And now Keelta looking up perceived a tall youth coming swiftly towards them, who, when he approached, seemed even bigger than was the maiden. He wore a rough hairy cape over his shoulder and beneath that a green cloak fastened by a golden brooch; his tunic was of royal satin, and he bore a red shield slung over his shoulders, and a spear with a shaft as thick as a man’s leg was in his hand; a gold-hilted sword hung by his side. And his face, which was smooth-shaven, was comelier than that of any of the sons of men.

When he came near, seeing among the Fians a stir of alarm at this apparition, Finn said, ‘Keep every one of you his place, let neither warrior nor gillie address him. Know any of you this champion?’ ‘I know him,’ said the maiden; ‘that is even he to escape from whom I am come to thee, O Finn.’ And she sat down between Finn and Goll. But the stranger drew near, and spake never a word, but before any one could tell what he would be at he thrust fiercely and suddenly with his spear at the girl, and the shaft stood out a hand’s breadth at her back. And she fell gasping, but the young man drew his weapon out and passed rapidly through the crowd and away. Then Finn cried, red with wrath, ‘Ye have seen! Avenge this wicked deed, or none of you aspire to Fianship again.’ And the whole company sprang to their feet and gave chase to that murderer, save only Finn and Goll, who stayed by the dying maiden. And they ran him by hill and plain to the great Bay of Tralee and down to the Tribute Point, where the traders from oversea were wont to pay their dues, and there he set his face to the West and took the water. By this time four of the Fianna had outstripped the rest, namely, Keelta, and Dermot, and Glas, and Oscar, son of Oisín. Of these Keelta was first, and just as the giant was mid-leg in the waves he hurled his spear and it severed the thong of the giant’s shield so that it fell off in the water. And as the giant paused, Keelta seized his spear and tore it from him. But the giant waded on, and soon the Fians were floundering in deep water while the huge form, thigh deep, was seen striding towards the setting sun. And a great ship seemed to draw near, and it received him, and then departed into the light, but the Fians returned in the grey evening, bearing the spear and the great shield to Finn. There they found the maiden at point of death, and they laid the weapons before her. ‘Goodly indeed are these arms,’ she said, ‘for that is the Thunder Spear of the King Oversea and the shield is the Red Branch Shield,’ for it was covered with red arabesques. Then she bestowed her bracelets on Finn’s three harpers, the dwarf Cnu, and Blanit his wife, and the harper Daira. And she bade Finn care for her burial, that it should be done becomingly, ‘For under thy honour and protection I got my death, and it was to thee I came into Ireland.’ So they buried her and lamented her, and made a great far-seen mound over her grave, which is called the Ridge of the Dead Woman, and set up a pillar stone upon it with her name and lineage carved in Ogham-crave.1

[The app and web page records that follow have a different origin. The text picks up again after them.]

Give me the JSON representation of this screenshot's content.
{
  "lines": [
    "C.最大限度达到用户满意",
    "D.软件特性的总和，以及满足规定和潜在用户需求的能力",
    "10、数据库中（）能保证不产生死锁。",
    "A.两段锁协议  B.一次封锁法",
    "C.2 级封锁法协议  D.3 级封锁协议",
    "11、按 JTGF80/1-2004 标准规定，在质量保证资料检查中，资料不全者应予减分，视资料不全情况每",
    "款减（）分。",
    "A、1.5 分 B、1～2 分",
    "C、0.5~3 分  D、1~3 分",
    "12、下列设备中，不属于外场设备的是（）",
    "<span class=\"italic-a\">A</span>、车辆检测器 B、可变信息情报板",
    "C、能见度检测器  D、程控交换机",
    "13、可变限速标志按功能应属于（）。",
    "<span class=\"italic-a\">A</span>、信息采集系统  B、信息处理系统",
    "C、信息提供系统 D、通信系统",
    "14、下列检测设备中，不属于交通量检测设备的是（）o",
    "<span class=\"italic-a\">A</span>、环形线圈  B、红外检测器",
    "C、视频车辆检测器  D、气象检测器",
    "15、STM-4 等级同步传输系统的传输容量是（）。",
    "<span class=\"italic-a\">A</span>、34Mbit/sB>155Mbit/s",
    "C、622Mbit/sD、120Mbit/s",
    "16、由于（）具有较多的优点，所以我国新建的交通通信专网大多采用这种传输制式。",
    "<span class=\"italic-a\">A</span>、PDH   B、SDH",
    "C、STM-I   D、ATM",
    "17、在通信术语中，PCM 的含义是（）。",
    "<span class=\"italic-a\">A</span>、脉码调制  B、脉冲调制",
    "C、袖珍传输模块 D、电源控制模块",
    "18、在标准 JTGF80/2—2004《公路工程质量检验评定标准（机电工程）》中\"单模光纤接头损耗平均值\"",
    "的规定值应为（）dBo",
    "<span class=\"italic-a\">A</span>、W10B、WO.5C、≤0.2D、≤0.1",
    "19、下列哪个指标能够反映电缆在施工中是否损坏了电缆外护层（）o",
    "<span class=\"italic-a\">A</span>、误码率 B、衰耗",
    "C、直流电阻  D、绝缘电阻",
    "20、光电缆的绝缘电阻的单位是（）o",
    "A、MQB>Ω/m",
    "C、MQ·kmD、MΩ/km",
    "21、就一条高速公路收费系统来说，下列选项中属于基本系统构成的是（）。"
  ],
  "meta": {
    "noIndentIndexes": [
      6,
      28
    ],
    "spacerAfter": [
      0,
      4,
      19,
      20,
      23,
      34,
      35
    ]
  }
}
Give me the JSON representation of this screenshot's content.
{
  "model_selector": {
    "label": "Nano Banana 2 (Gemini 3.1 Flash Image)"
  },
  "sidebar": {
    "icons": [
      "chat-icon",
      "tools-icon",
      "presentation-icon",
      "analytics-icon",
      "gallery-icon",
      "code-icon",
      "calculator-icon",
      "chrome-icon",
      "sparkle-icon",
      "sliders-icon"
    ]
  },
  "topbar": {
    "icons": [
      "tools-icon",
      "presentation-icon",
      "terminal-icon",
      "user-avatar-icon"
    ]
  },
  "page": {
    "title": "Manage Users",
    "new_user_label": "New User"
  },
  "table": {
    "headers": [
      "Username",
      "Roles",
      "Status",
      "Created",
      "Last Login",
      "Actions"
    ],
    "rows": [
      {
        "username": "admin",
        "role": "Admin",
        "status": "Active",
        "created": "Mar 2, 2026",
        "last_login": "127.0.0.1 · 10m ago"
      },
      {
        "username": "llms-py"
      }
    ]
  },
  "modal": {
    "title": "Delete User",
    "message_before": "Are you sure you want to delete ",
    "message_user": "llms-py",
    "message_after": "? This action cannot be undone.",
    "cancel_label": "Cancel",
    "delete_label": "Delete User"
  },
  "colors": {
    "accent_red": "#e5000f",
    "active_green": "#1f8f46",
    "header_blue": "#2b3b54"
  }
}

1 Ogham-craobh: ‘branching Ogham,’ so called because the letters resembled the branching of twigs from a stem. The Ogham alphabet was in use in Ireland in pre-Christian times, and many sepulchral inscriptions in it still remain.